Website and app data records:
********************
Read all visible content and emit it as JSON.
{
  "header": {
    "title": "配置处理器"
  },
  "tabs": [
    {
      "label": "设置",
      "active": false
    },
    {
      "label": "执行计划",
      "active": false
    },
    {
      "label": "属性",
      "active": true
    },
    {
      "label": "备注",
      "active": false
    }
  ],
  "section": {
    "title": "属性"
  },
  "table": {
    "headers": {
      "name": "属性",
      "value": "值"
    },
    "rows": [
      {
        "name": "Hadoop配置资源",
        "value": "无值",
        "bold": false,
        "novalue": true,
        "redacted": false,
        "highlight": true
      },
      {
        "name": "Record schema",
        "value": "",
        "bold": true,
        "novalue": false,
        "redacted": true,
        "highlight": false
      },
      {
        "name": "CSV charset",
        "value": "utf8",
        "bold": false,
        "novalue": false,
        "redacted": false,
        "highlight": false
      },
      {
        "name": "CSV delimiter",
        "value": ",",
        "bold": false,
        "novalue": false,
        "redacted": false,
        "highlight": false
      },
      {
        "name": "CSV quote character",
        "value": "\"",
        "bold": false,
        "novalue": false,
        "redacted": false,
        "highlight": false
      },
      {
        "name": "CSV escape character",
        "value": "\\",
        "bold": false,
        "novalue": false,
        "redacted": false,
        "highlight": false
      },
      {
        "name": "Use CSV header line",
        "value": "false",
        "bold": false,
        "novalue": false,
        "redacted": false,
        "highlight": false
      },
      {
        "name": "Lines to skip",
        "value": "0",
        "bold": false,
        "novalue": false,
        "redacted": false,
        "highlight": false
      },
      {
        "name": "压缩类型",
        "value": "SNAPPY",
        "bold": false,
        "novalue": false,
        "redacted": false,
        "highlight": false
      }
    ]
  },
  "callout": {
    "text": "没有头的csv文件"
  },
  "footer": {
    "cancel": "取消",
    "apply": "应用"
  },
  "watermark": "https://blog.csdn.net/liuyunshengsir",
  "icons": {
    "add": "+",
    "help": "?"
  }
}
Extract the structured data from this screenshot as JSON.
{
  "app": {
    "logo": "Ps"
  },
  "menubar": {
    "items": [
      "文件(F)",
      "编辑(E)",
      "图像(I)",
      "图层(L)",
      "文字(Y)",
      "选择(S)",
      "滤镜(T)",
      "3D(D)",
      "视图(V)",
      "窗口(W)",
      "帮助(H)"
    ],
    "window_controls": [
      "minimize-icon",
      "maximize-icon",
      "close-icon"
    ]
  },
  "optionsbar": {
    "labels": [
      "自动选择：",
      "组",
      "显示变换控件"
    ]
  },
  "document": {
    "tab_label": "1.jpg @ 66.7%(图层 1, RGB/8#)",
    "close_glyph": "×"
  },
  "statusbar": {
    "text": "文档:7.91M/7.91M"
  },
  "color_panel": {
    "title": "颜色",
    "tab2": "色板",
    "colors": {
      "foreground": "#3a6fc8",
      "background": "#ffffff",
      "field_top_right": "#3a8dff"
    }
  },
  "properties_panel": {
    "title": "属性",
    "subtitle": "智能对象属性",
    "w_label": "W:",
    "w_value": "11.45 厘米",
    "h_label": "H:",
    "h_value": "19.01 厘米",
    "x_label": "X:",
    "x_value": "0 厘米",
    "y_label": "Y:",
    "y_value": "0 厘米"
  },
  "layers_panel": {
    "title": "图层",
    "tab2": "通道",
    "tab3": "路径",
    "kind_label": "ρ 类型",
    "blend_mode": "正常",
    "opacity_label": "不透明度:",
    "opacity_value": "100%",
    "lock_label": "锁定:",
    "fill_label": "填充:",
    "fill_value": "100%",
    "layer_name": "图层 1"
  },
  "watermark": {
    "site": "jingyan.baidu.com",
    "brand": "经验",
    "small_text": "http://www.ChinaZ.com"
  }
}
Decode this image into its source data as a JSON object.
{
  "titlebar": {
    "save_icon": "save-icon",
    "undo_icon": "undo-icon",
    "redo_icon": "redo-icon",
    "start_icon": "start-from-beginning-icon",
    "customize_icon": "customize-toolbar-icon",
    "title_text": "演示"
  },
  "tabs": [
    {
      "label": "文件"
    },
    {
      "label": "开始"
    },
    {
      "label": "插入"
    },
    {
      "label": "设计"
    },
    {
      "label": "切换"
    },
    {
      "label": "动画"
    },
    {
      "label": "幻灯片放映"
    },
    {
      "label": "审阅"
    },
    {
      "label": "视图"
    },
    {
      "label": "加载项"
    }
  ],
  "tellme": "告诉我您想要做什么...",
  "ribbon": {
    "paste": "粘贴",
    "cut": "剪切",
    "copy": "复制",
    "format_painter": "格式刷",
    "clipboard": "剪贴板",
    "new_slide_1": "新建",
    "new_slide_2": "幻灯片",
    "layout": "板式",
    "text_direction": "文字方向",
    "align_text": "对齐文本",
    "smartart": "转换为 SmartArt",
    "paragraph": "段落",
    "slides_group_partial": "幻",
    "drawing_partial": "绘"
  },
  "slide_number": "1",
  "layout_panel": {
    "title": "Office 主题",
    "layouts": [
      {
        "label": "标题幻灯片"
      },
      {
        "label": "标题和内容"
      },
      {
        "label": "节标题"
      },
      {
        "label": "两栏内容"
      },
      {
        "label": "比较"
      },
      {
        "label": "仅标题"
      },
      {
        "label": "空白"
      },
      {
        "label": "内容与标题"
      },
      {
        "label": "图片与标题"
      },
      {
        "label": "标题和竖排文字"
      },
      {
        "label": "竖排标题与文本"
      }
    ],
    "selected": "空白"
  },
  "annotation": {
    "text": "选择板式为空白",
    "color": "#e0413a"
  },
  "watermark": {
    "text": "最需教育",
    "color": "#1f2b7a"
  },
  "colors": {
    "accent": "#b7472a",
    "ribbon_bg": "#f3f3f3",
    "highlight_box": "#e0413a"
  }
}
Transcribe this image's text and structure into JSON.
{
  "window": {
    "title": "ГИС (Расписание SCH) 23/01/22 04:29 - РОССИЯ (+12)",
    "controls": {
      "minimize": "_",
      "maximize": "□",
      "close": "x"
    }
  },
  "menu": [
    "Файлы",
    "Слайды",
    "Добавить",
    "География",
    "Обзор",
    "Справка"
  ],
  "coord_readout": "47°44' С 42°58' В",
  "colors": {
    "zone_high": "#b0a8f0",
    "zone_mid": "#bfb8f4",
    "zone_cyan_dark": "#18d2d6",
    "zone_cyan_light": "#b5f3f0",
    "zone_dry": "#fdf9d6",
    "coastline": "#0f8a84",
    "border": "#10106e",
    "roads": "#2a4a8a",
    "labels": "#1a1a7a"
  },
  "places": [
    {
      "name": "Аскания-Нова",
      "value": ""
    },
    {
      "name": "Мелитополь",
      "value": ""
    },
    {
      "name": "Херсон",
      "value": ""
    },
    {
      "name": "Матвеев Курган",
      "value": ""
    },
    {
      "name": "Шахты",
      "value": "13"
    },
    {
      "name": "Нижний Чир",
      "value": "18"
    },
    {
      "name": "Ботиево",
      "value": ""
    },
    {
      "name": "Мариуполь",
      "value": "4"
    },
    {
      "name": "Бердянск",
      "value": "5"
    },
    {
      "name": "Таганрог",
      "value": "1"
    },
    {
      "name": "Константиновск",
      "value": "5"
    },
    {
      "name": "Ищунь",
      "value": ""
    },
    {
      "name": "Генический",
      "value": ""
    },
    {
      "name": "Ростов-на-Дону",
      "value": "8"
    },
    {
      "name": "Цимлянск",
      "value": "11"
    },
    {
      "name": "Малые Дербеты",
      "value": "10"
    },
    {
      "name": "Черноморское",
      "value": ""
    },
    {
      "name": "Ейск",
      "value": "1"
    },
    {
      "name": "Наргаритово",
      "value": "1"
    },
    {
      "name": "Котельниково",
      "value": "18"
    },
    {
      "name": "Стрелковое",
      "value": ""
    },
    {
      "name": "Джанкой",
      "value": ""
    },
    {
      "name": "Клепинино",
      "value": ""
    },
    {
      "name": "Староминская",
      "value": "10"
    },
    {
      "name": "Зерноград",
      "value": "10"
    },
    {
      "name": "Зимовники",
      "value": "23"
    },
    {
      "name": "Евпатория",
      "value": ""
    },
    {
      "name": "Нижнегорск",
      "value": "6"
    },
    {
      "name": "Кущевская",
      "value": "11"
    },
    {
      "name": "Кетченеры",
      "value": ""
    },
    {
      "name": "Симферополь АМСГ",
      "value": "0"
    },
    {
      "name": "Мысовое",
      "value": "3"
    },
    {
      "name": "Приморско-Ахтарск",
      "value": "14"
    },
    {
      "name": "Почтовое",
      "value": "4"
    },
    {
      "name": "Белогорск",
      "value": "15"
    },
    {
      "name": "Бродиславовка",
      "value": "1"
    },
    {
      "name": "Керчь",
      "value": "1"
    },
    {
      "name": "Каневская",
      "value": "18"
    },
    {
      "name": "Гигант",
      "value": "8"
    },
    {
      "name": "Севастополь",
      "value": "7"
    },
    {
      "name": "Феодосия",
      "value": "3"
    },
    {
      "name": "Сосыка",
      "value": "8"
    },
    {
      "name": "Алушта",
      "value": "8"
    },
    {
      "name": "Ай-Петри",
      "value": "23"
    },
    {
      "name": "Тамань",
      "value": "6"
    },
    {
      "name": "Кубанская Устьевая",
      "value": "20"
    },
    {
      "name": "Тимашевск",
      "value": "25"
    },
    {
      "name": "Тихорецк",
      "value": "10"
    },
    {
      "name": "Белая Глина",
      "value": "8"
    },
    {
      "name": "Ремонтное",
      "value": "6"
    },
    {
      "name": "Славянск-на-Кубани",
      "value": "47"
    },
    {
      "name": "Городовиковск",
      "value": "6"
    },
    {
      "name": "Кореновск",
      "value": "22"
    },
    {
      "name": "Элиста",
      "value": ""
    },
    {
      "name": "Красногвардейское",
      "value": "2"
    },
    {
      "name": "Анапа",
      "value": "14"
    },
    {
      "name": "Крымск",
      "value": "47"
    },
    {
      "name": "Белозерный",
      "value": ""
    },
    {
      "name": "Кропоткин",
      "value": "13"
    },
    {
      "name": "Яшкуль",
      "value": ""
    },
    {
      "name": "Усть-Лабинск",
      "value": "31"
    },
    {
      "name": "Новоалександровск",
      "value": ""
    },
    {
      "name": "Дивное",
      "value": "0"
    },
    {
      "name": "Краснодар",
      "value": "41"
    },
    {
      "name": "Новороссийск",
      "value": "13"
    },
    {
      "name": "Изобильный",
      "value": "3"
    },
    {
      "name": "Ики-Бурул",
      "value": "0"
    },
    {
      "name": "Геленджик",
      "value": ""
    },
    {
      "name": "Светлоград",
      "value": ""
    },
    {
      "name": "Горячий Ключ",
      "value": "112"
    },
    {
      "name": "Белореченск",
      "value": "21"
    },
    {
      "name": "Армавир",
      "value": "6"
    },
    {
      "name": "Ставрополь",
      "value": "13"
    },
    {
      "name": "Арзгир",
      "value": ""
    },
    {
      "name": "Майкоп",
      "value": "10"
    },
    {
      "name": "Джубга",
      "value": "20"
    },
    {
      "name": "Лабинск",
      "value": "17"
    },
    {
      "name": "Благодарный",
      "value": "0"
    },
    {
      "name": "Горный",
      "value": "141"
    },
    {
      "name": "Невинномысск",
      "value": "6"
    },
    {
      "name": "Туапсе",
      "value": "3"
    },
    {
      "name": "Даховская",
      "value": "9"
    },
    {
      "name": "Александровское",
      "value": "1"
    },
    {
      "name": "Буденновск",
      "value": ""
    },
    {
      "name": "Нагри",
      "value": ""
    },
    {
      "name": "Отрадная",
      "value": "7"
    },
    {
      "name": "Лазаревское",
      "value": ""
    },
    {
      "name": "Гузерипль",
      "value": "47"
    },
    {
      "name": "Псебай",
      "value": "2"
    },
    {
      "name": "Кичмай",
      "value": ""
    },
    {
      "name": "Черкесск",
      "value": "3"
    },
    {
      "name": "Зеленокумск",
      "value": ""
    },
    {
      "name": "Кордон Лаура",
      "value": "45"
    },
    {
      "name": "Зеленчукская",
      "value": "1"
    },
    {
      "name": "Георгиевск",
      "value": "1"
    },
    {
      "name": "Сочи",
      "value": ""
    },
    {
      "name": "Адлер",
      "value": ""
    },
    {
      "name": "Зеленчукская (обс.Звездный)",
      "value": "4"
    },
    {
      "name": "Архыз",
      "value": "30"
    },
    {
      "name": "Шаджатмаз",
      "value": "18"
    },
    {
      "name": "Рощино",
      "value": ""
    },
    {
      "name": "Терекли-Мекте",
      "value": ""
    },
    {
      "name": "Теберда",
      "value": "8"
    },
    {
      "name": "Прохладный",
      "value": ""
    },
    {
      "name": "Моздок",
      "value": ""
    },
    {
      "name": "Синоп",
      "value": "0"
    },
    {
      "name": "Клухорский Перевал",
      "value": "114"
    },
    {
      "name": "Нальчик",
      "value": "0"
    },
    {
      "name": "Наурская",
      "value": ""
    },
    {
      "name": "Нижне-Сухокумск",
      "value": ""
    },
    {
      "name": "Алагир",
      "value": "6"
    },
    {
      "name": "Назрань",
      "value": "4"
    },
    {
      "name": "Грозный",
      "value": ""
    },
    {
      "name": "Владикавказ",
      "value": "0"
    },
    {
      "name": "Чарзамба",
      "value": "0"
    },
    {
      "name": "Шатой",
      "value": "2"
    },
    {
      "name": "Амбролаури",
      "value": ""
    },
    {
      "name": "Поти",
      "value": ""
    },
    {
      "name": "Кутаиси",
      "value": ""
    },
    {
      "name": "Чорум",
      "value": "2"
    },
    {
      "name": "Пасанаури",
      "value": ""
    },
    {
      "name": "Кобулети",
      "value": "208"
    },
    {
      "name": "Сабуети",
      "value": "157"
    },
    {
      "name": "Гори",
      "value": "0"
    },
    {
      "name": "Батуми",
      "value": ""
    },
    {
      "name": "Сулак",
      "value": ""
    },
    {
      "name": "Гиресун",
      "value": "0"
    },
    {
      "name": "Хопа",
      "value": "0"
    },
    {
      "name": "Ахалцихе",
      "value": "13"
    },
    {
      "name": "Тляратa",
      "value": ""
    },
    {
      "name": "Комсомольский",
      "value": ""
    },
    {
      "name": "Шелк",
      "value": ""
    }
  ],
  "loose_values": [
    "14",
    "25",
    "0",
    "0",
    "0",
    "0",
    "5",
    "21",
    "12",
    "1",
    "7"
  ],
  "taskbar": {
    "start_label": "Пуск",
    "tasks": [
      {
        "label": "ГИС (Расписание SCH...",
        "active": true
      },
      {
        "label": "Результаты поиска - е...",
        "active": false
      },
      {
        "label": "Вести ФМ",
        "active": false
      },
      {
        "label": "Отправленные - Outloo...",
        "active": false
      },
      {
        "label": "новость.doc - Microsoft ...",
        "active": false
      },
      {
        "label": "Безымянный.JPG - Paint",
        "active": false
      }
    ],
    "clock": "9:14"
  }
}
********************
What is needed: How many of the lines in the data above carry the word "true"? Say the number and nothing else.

The completed task: 6